“Sensitive skin” can describe a host of symptoms that affect the skin on peoples’ faces and bodies. Some may develop sensitive skin after using skin care products that contribute to irritation or make their skin feel uncomfortable, even if there is no outward appearance of change.
According to Francesca Fusco, MD, an assistant clinical professor of dermatology at Mount Sinai School of Medicine, more than 50 percent of women categorize themselves as having sensitive skin.
Although there are many treatments designed to treat sensitive skin, what drives irritation in one person may not produce the same effects in another. Therefore, alleviating sensitivity is not always an easy fix. Getting to the root of the irritation can help people develop a more customized plan for relief.
Indoor and outdoor environment
Changes in the weather as well as the air inside of a home can cause reactions in the skin. For example, cool, dry air and central heating can cause the skin to become dehydrated.
Dirt and pollution also may play a role. Pollution in the air can be absorbed by the skin’s natural barrier, eventually weakening it, say the sensitive skin experts at Simple skin care products.
Skin can lose its elasticity and ability to recover quickly with age, making it prone to greater sensitivity. Couple that with the public’s quest for younger-looking skin that involves cleansing religiously, exfoliating too frequently and relying on a bevy of anti-aging lotions, and it’s understandable why skin may become less resilient over time.
Lack of moisture can contribute to sensitive skin. A cleanser that is too drying is often the culprit behind unnecessary irritation. According to skin care expert Renée Rouleau, harsh detergents in commonly used facial cleansers can break down the natural lipids in skin. Furthermore, invisible cracks may form, enabling moisture to seep out and irritants to get in.
Common skin disorders or allergic skin reactions may make skin more sensitive. Such conditions include rosacea, eczema, psoriasis, or allergic contact dermatitis. Injured skin may be more reactive to the environment and certain products as well. Allergies to food or environmental components may also make skin more sensitive. Patch testing can identify allergies.

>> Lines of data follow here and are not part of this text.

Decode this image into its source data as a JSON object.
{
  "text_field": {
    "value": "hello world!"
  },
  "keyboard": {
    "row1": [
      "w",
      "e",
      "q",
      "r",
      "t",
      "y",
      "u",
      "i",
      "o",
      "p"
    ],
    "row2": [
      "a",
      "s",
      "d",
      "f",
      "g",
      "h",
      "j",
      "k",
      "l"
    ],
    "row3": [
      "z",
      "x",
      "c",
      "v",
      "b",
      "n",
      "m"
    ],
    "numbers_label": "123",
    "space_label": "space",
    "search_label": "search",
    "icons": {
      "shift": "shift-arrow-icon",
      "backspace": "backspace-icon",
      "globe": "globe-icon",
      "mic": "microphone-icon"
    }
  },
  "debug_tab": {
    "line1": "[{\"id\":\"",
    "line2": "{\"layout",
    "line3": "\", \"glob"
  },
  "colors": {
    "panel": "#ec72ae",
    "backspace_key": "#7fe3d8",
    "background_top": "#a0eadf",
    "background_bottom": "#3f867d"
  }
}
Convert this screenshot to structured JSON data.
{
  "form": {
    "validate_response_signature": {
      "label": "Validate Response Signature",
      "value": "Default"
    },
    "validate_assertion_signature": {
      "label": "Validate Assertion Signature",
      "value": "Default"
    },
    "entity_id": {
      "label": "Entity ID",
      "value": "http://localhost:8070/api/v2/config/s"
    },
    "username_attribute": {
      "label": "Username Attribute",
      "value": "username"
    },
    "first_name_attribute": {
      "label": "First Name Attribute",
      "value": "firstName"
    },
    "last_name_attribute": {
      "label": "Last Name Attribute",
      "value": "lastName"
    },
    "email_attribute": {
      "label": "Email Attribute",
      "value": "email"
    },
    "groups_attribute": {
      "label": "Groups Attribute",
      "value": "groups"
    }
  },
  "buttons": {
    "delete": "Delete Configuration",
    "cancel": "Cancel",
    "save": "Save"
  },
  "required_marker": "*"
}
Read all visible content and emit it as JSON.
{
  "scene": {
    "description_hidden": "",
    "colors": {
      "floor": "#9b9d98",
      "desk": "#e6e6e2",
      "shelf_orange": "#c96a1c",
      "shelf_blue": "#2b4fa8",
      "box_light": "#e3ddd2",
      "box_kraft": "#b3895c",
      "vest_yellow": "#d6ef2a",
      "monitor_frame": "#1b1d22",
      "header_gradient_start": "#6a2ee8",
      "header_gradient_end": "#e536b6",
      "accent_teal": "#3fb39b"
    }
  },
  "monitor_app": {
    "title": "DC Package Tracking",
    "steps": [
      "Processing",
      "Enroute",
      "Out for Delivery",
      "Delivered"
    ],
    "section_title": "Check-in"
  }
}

Some trial and error may be necessary to find a skin care regimen that works on sensitive skin. Test new products in an inconspicuous spot prior to use, choosing items that have as few ingredients as possible. Avoid items with alcohol, retinoids and fragrances. Antibacterial or deodorant ingredients also may cause problems, so choose moisturizing products and soap-free cleansers.